__WORK REQUEST__. If a line in the listing below includes the word "Absolute", pick it out.

__DATASET CONTENT__.
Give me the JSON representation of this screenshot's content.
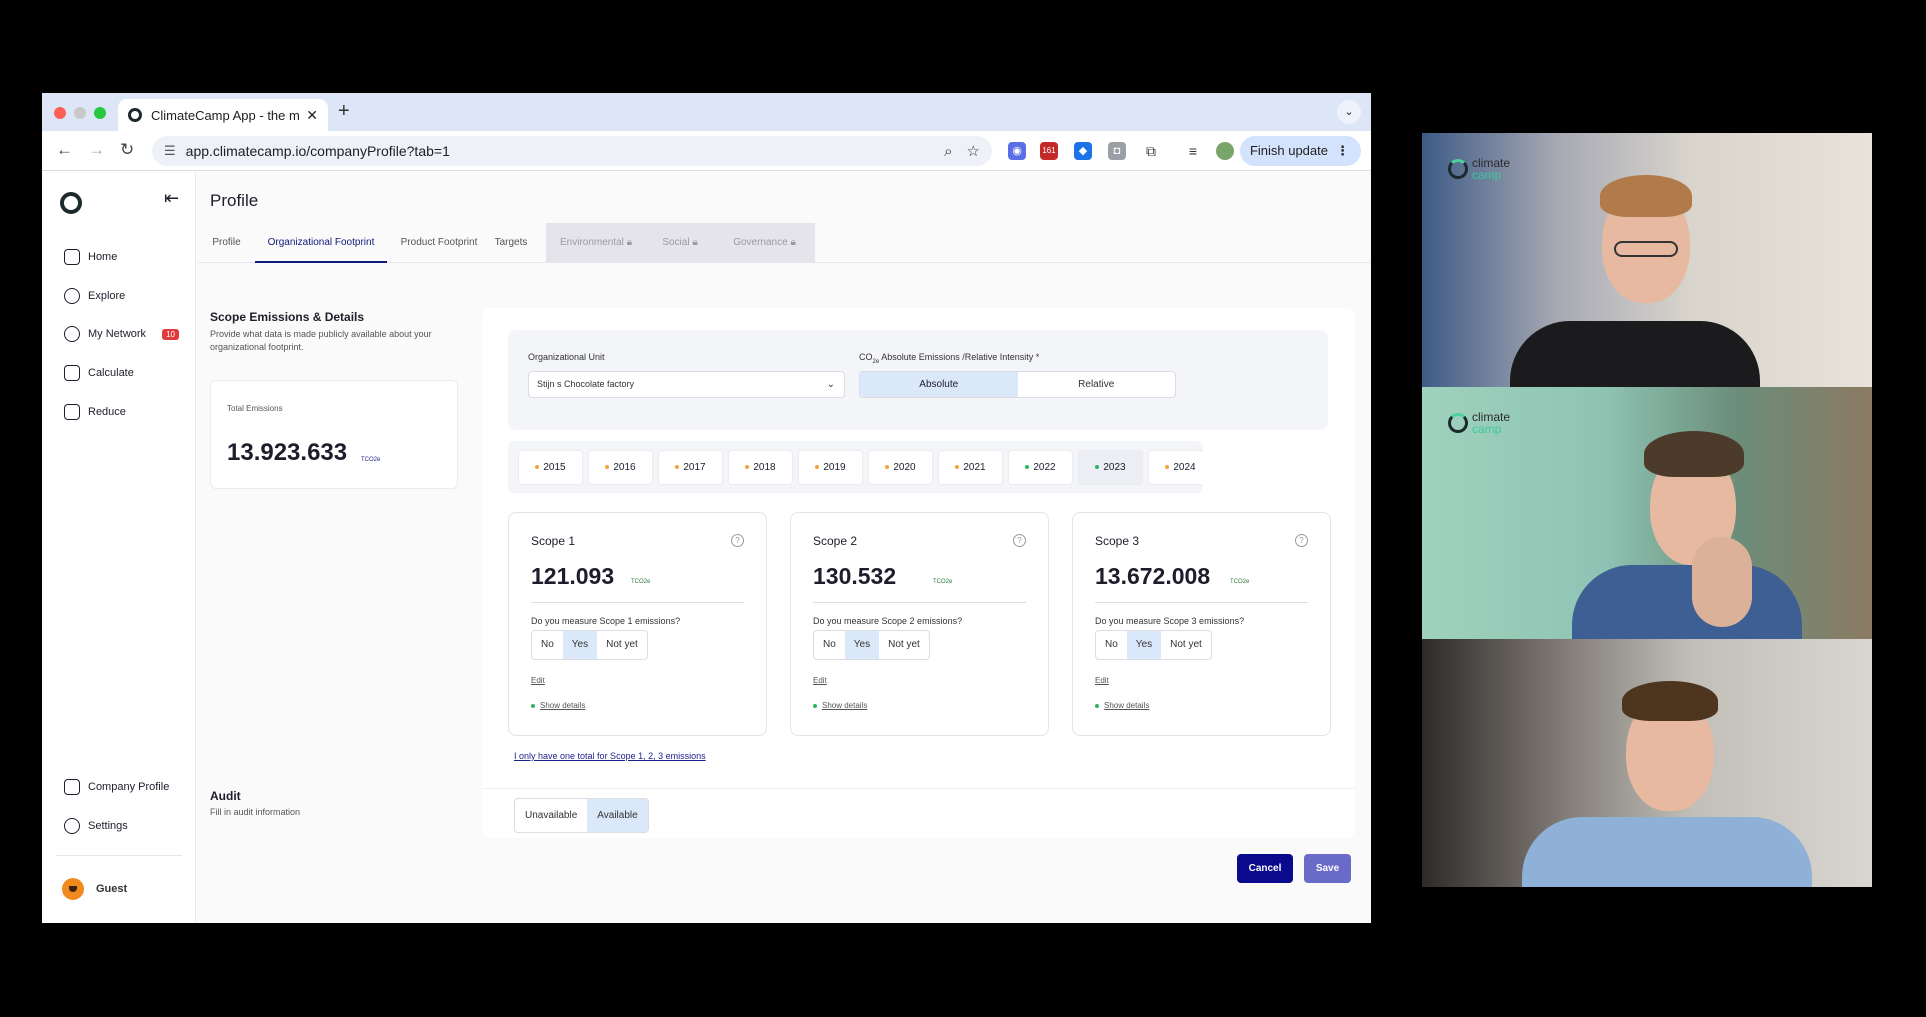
{
  "browser": {
    "tab_title": "ClimateCamp App - the most",
    "url": "app.climatecamp.io/companyProfile?tab=1",
    "extension_badge": "161",
    "finish_update_label": "Finish update",
    "icons": [
      "back-icon",
      "forward-icon",
      "reload-icon",
      "zoom-icon",
      "star-icon",
      "extensions-icon",
      "kebab-icon"
    ]
  },
  "sidebar": {
    "items": [
      {
        "label": "Home",
        "icon": "home-icon"
      },
      {
        "label": "Explore",
        "icon": "search-icon"
      },
      {
        "label": "My Network",
        "icon": "network-icon",
        "badge": "10"
      },
      {
        "label": "Calculate",
        "icon": "calculator-icon"
      },
      {
        "label": "Reduce",
        "icon": "chart-icon"
      }
    ],
    "bottom_items": [
      {
        "label": "Company Profile",
        "icon": "profile-icon"
      },
      {
        "label": "Settings",
        "icon": "gear-icon"
      }
    ],
    "user": "Guest"
  },
  "page": {
    "title": "Profile",
    "tabs": [
      "Profile",
      "Organizational Footprint",
      "Product Footprint",
      "Targets",
      "Environmental",
      "Social",
      "Governance"
    ],
    "active_tab": "Organizational Footprint"
  },
  "scope_section": {
    "title": "Scope Emissions & Details",
    "description": "Provide what data is made publicly available about your organizational footprint.",
    "total_label": "Total Emissions",
    "total_value": "13.923.633",
    "total_unit": "TCO2e"
  },
  "org_unit": {
    "label": "Organizational Unit",
    "value": "Stijn s Chocolate factory"
  },
  "emissions_mode": {
    "label_prefix": "CO",
    "label_sub": "2e",
    "label_rest": " Absolute Emissions /Relative Intensity *",
    "options": [
      "Absolute",
      "Relative"
    ],
    "selected": "Absolute"
  },
  "years": [
    {
      "year": "2015",
      "status": "orange"
    },
    {
      "year": "2016",
      "status": "orange"
    },
    {
      "year": "2017",
      "status": "orange"
    },
    {
      "year": "2018",
      "status": "orange"
    },
    {
      "year": "2019",
      "status": "orange"
    },
    {
      "year": "2020",
      "status": "orange"
    },
    {
      "year": "2021",
      "status": "orange"
    },
    {
      "year": "2022",
      "status": "green"
    },
    {
      "year": "2023",
      "status": "green",
      "selected": true
    },
    {
      "year": "2024",
      "status": "orange"
    }
  ],
  "status_colors": {
    "orange": "#f2a33a",
    "green": "#2fb463"
  },
  "scopes": [
    {
      "title": "Scope 1",
      "value": "121.093",
      "unit": "TCO2e",
      "question": "Do you measure Scope 1 emissions?",
      "options": [
        "No",
        "Yes",
        "Not yet"
      ],
      "selected": "Yes",
      "edit": "Edit",
      "details": "Show details"
    },
    {
      "title": "Scope 2",
      "value": "130.532",
      "unit": "TCO2e",
      "question": "Do you measure Scope 2 emissions?",
      "options": [
        "No",
        "Yes",
        "Not yet"
      ],
      "selected": "Yes",
      "edit": "Edit",
      "details": "Show details"
    },
    {
      "title": "Scope 3",
      "value": "13.672.008",
      "unit": "TCO2e",
      "question": "Do you measure Scope 3 emissions?",
      "options": [
        "No",
        "Yes",
        "Not yet"
      ],
      "selected": "Yes",
      "edit": "Edit",
      "details": "Show details"
    }
  ],
  "only_one_total": "I only have one total for Scope 1, 2, 3 emissions",
  "audit": {
    "title": "Audit",
    "description": "Fill in audit information",
    "options": [
      "Unavailable",
      "Available"
    ],
    "selected": "Available"
  },
  "actions": {
    "cancel": "Cancel",
    "save": "Save"
  },
  "colors": {
    "primary": "#0a0a8c",
    "save": "#6a6ac9",
    "selected_bg": "#dbe8f9"
  },
  "video_call": {
    "tiles": [
      {
        "logo_line1": "climate",
        "logo_line2": "camp"
      },
      {
        "logo_line1": "climate",
        "logo_line2": "camp"
      },
      {}
    ]
  }
}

__WRITTEN RESPONSE__.
    "label_rest": " Absolute Emissions /Relative Intensity *",
      "Absolute",
    "selected": "Absolute"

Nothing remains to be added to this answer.